> [INPUT]:
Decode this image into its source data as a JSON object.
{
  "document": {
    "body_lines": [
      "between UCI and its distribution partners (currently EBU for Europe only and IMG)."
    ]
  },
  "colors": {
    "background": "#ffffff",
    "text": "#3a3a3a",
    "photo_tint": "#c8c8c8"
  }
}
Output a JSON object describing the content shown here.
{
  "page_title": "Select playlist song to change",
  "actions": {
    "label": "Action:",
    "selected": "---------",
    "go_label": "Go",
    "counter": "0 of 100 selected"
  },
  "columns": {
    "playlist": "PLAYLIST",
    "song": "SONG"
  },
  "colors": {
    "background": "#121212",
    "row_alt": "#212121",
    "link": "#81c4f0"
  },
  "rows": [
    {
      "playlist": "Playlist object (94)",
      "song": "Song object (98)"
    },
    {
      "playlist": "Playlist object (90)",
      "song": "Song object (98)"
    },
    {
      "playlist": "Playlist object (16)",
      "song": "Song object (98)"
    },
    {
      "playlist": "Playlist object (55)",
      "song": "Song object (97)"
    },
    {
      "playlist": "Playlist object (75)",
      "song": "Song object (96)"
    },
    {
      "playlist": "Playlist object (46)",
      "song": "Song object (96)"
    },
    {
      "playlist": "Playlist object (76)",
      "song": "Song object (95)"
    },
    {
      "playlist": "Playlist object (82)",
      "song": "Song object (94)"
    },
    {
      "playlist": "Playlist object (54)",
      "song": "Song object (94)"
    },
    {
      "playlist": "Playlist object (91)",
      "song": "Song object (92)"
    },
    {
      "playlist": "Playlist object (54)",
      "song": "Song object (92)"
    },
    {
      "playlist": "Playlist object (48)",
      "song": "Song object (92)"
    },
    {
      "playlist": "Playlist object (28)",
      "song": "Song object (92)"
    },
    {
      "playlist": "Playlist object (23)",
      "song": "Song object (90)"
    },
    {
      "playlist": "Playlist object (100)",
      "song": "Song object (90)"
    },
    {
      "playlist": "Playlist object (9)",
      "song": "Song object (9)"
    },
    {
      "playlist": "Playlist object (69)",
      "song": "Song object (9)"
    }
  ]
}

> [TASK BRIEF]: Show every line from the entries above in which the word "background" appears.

> [ANSWER FOR THIS EXERCISE]:
    "background": "#ffffff",
    "background": "#121212",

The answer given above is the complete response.